LifestyleRuth Noble

Love Island: a new breed of professional training?

As I mourn the end of Love Island, the hottest show of the summer, I'm left wondering what I will do with all my new found spare time. However, far from being purely an exercise in mindless trash TV escapism, there are a few lessons us researchers could learn from the islanders….hear me out.

Love Island: a new breed of professional training?

Production trickery aside, what keeps us tuned in night after night are the cast themselves, and this year we have been treated to an absolute masterclass in Audience Engagement. The strongest members of the cast are those who have not only entertained but also forged an emotional connection with the audience, carving out a space in both our hearts and minds. Their interactions and often colourful use of the Love Island lexicon keep us gripped - you've gotta graft if you want to dip your carrot in the hummus, you know.

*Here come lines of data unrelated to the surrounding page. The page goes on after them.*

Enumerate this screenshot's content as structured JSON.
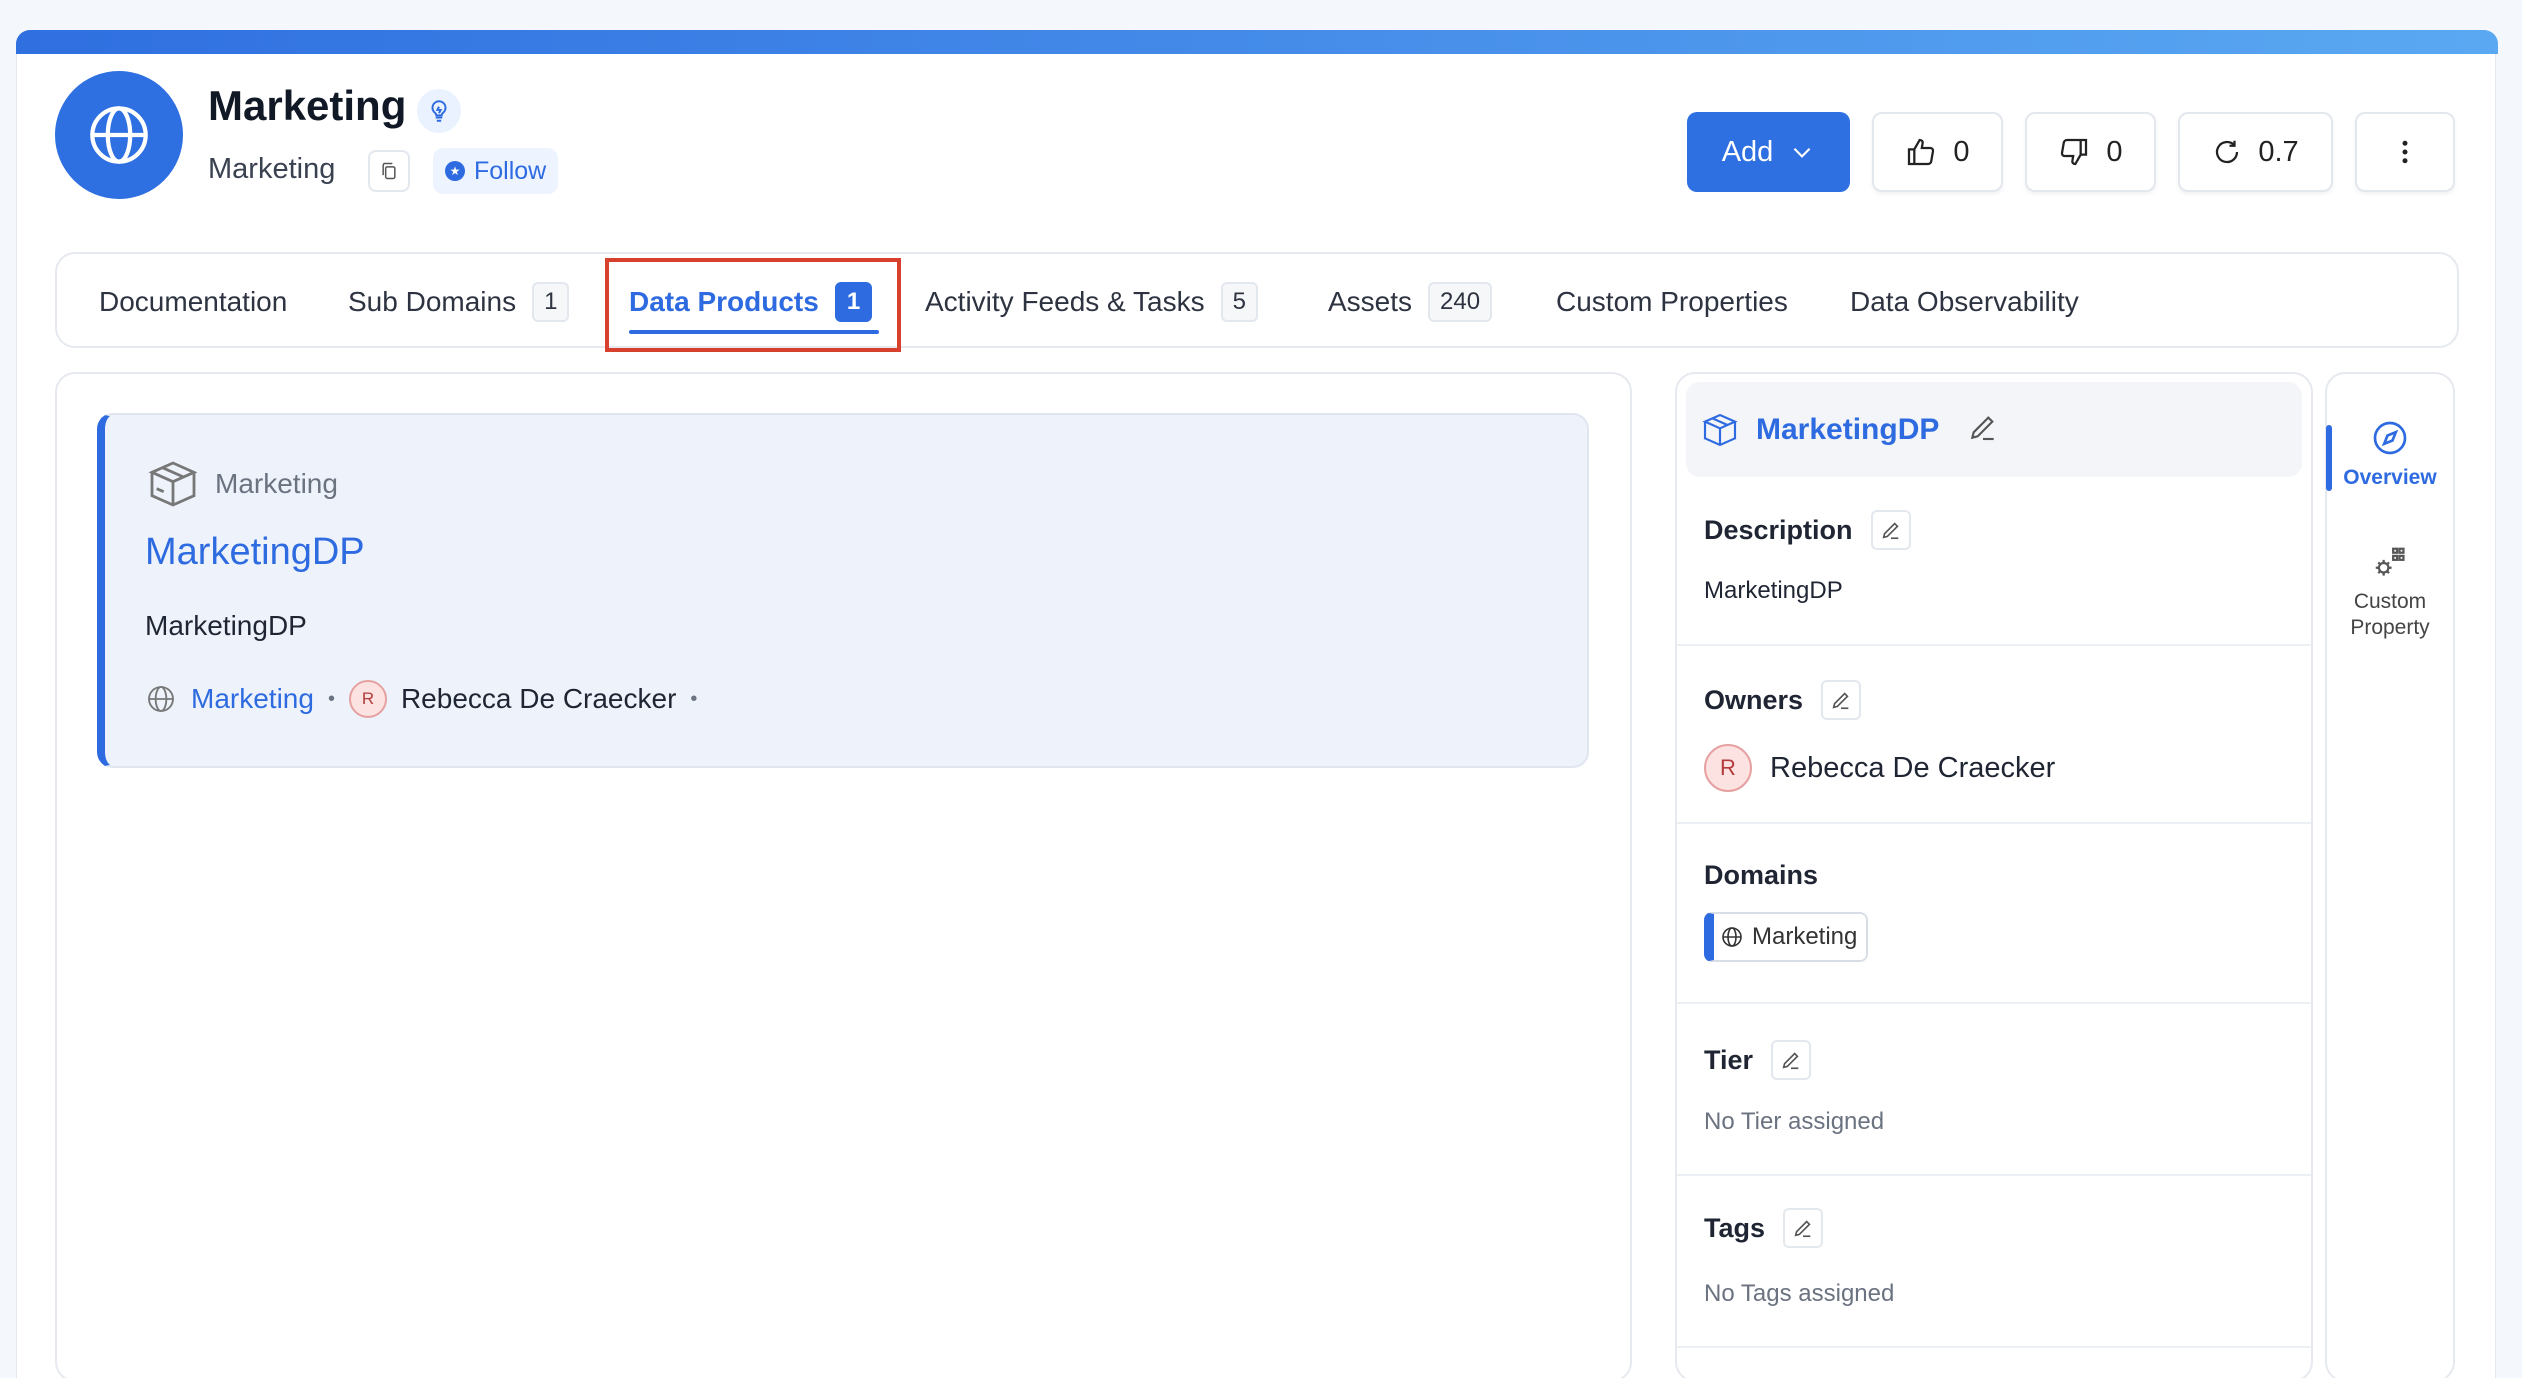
{
  "header": {
    "title": "Marketing",
    "subtitle": "Marketing",
    "follow_label": "Follow"
  },
  "actions": {
    "add_label": "Add",
    "upvotes": "0",
    "downvotes": "0",
    "version": "0.7"
  },
  "tabs": [
    {
      "label": "Documentation",
      "count": ""
    },
    {
      "label": "Sub Domains",
      "count": "1"
    },
    {
      "label": "Data Products",
      "count": "1"
    },
    {
      "label": "Activity Feeds & Tasks",
      "count": "5"
    },
    {
      "label": "Assets",
      "count": "240"
    },
    {
      "label": "Custom Properties",
      "count": ""
    },
    {
      "label": "Data Observability",
      "count": ""
    }
  ],
  "data_product_card": {
    "domain_label": "Marketing",
    "name": "MarketingDP",
    "description": "MarketingDP",
    "domain_link": "Marketing",
    "owner_initial": "R",
    "owner_name": "Rebecca De Craecker"
  },
  "details": {
    "title": "MarketingDP",
    "description_label": "Description",
    "description_value": "MarketingDP",
    "owners_label": "Owners",
    "owner_initial": "R",
    "owner_name": "Rebecca De Craecker",
    "domains_label": "Domains",
    "domain_chip": "Marketing",
    "tier_label": "Tier",
    "tier_value": "No Tier assigned",
    "tags_label": "Tags",
    "tags_value": "No Tags assigned"
  },
  "side_tabs": {
    "overview": "Overview",
    "custom_property_line1": "Custom",
    "custom_property_line2": "Property"
  },
  "colors": {
    "accent": "#2e6be0",
    "highlight_box": "#d8402e"
  }
}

In research, debriefs can often be our one shot chance to engage with the wider stakeholder team, land our message and make an impression. While I'm not convinced the industry is ready for us to start spitting bars anytime soon, there is definitely scope for each of us to consider and plan our delivery better.

Metaphor can help us breathe life into insight: a powerful medicine to simplify and humanise abstract concepts or mechanisms, leaving the audience with stories that resonate with the heart as well as mind. As simple as it sounds, preparation really is the key to great delivery. Pace, tone and energy levels all need to be considered, as does the level of detail provided: like a good production edit, too much and the audience are tuning out, too little and there's not enough to keep us hungry for more. Love Island has reminded us that when meeting people, we're hardwired to judge and label quickly. After this much more effort is required to change, so make sure those first impressions count (Monty, Chris I'm sorry, I take it all back…)

Another reason LI's popularity has soared where others have fallen is the role of the audience at home: we are encouraged, indeed expected to become active participants, not merely passive observers. The show, like others, used its official channels to encourage frequent interaction from its audience, but it's the organic exchanges outside of this that have really pushed LI to new heights of popularity - my phone will barely stop beeping with LI group chat.


(That's a muggy snake FYI)

So often in debriefs audiences play a passive role, even with a invitation to 'chip in as we move through', so many can remain silent; ask any teacher, you never learn as much from hearing as you do from doing. For a recent segmentation project our audience were tasked with unpacking the belongings of each of the segments one by one. Delighted by a tactile task which took focus away from the presentation and put them in the driving seat, and excited by the anticipation of what they would find, the exercise allowed the segments to come alive in their imaginations.

In order not to creep towards a slow death by powerpoint/voiceover combo, we must be outward looking: drawing ideas and inspiration from other sources, be brave and take risks. Designing tasks, getting an audience physically mobile and utilising the senses can all help create a more rounded, enjoyable and memorable experience to help our insights live on.

Finally, LI has reminded me of what a powerful tool observation can be. The simple act of sitting back and watching can reveal powerful human truths and (budgets considered) is certainly something I'll be keeping in mind when designing research moving forwards.

But for now, I'm off to claim a whole load of overtime for all the professional development I've been doing lately.